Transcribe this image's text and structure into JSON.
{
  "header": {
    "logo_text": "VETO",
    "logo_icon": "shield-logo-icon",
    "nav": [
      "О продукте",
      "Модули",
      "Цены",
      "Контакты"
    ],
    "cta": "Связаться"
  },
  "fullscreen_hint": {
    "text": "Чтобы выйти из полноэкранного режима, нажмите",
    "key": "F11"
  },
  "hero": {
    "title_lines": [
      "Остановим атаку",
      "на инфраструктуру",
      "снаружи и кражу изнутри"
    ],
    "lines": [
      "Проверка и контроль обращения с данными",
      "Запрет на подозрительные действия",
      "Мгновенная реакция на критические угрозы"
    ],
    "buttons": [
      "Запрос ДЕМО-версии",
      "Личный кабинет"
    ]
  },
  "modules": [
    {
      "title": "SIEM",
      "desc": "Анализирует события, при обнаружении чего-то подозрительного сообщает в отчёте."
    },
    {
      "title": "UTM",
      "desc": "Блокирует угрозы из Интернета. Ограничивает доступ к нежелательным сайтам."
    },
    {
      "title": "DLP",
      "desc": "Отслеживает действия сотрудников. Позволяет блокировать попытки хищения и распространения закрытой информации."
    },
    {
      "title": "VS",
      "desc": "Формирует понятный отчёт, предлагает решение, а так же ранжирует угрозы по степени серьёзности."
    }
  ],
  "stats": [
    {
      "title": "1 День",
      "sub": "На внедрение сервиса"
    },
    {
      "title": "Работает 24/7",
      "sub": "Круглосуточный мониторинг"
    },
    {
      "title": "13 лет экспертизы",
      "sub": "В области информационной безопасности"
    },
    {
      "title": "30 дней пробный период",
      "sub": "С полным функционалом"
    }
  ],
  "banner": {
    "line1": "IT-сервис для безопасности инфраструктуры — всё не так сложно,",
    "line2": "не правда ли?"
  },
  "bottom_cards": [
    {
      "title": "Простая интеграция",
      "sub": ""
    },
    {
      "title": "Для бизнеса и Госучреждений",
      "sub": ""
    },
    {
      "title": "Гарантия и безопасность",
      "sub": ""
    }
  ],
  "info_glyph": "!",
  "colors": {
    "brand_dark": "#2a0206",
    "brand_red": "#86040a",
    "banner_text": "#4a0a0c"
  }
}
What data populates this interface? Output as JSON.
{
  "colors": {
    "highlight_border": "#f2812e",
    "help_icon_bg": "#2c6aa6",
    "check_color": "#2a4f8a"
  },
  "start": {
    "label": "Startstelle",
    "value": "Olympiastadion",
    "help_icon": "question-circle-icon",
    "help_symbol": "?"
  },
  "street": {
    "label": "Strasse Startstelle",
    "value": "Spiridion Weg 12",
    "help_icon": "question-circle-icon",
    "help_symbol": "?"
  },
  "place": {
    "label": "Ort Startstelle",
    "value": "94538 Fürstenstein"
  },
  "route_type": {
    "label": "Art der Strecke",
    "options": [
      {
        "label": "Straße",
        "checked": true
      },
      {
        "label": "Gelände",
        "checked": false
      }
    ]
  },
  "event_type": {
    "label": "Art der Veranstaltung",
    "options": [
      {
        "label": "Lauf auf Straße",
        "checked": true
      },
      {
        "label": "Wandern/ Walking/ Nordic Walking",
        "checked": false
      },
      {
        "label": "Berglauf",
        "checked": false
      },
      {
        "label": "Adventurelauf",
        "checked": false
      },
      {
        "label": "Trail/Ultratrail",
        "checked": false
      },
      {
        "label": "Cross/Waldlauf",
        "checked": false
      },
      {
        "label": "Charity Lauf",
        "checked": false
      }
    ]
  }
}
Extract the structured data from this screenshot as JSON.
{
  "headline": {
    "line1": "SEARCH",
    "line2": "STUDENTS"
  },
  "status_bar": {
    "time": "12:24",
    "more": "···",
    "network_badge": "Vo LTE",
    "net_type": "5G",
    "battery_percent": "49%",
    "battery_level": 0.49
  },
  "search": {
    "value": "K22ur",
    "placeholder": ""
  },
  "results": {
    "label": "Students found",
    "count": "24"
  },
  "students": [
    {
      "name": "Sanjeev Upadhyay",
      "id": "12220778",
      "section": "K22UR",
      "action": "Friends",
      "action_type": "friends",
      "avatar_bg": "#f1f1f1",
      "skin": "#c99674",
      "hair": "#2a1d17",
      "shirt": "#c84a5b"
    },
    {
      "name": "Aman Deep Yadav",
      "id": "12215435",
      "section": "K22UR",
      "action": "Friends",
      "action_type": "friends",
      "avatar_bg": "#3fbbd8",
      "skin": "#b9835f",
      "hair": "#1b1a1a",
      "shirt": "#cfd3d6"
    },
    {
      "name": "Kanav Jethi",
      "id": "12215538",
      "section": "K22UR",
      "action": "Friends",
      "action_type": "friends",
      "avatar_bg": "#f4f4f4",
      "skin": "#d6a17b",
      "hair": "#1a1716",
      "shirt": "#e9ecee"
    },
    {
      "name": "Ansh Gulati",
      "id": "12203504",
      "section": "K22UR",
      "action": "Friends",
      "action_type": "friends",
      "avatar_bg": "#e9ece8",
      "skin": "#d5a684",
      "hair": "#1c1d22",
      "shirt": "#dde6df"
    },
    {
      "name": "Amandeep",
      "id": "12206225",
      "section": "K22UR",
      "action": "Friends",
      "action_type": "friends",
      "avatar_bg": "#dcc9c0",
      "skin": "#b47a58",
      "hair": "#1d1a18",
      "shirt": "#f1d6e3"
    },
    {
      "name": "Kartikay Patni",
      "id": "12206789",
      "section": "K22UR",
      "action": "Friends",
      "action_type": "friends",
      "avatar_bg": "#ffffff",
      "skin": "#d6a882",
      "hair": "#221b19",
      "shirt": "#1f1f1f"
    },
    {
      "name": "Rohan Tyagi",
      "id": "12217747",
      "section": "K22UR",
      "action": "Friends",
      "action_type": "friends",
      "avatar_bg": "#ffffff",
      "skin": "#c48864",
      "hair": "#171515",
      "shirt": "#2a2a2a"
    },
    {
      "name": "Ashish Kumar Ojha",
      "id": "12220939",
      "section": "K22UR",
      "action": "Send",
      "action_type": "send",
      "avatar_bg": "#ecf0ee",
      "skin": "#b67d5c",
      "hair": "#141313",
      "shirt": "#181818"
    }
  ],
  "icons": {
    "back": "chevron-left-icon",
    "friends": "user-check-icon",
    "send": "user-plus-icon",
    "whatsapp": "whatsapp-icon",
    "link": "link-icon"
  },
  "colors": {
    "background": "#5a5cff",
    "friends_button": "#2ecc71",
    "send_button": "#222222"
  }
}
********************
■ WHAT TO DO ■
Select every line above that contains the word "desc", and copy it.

■ FINAL ANSWER ■
      "desc": "Анализирует события, при обнаружении чего-то подозрительного сообщает в отчёте."
      "desc": "Блокирует угрозы из Интернета. Ограничивает доступ к нежелательным сайтам."
      "desc": "Отслеживает действия сотрудников. Позволяет блокировать попытки хищения и распространения закрытой информации."
      "desc": "Формирует понятный отчёт, предлагает решение, а так же ранжирует угрозы по степени серьёзности."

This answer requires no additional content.